Inspired by that article, the folks over at Disquiet made the Xbox One startup sound into a compositional challenge. How many songs can be composed based on E, G and D? Quite a few, as it turns out. Great work, all.
What if the startup sound of the Xbox were, in fact, the start of a proper song?
That's the project undertaken this past week by the Disquiet Junto collective of musicians on SoundCloud. For extra fun, we took the melody, just three notes, and transformed them from the soundmark of a next-generation gaming console into old-fashioned 8-bit computer music. The project was the 99th weekly Junto, and it yielded tracks by 16 participants, heard here in this set list:
The project was inspired by a post on Kotaku by Kirk Hamilton (from which the above image is borrowed). If you click through to Hamilton's post, you can hear the original sound, and follow a great discussion in the comments about a wide variety of gaming and computer startup sounds.

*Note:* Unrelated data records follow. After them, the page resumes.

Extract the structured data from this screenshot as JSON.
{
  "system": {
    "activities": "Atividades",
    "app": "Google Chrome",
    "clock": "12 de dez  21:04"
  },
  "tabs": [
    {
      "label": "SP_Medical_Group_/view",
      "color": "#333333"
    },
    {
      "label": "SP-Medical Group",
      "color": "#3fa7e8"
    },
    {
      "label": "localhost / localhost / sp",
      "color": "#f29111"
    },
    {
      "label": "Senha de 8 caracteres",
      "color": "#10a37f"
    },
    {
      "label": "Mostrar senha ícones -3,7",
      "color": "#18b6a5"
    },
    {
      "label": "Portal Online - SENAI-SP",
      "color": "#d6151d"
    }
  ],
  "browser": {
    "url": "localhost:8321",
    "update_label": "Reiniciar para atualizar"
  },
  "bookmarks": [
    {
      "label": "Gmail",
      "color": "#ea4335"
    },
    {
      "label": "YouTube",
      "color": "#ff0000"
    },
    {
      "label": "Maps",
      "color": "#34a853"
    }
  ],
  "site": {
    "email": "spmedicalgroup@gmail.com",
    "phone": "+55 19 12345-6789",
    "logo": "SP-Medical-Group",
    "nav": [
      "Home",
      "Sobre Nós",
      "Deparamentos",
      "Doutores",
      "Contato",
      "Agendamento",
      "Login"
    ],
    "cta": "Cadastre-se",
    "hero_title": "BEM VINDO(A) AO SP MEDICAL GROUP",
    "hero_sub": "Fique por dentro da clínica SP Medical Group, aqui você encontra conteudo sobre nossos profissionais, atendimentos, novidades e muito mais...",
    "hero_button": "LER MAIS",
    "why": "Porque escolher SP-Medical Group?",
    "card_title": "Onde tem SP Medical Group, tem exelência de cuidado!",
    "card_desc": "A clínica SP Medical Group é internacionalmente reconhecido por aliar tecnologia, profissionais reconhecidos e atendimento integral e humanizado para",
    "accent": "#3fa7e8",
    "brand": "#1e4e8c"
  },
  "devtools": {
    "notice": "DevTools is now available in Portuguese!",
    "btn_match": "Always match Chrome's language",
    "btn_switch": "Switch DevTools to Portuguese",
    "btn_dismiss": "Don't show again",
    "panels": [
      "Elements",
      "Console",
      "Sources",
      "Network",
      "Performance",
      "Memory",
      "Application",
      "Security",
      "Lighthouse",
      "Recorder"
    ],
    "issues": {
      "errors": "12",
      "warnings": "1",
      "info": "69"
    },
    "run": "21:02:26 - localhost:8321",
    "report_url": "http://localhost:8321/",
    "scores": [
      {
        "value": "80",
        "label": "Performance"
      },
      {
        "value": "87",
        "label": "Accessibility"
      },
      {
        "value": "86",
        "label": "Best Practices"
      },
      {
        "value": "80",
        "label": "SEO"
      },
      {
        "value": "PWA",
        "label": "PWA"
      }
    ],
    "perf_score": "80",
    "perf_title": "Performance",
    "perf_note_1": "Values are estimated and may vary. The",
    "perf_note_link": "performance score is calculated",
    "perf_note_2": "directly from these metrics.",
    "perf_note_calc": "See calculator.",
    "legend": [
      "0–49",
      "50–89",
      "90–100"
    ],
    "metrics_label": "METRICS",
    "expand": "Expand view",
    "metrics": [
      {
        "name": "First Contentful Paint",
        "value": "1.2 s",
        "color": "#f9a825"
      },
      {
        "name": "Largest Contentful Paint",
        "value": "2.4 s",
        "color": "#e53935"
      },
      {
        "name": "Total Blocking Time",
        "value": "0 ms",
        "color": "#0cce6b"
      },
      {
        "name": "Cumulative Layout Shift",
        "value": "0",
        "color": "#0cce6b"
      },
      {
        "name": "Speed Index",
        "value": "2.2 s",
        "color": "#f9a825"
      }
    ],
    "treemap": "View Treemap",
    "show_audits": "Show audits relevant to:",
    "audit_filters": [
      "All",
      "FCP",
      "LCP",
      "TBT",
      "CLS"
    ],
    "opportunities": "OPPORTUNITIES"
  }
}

Titled "Disquiet Junto Project 0099: In the Key of X," the music composition prompt involved these instructions:
This project investigates video game sound — not the sound of video games, but the sound of game consoles themselves. The newly released Xbox One has its own distinct startup melody of just three notes: first an E, then a G, then a D. The project this week is to imagine those notes being the core of an original piece of music: What if the theme of the Xbox One were a song, and a lo-fi one at that?
The project instruction is as follows: Record a piece of music with an 8-bit flavor. It should begin with a replication of that same three-note Xbox One pattern (E G D), repeated several times, and then veer off into whatever direction you desire. As the track goes along, feel free to add common video game sounds like explosions, karate chops, crowd noises, engines revving and so forth. Try to keep the whole thing under 90 seconds.
More on the Xbox One project at disquiet.com. I founded the Disquiet Junto the first week of January 2012, and this Thursday, November 28, will mark its 100th consecutive weekly project. As of today, some 400 musicians have posted 2,776 tracks in response to the first 99 projects (and that's not counting folks who have removed tracks for space or who have closed down their SoundCloud accounts). Each Thursday at the Disquiet Junto group on SoundCloud.com a new compositional challenge is set before the group's members, who then have just over four days to upload a track in response to the assignment. Membership in the Junto is open: just join and participate.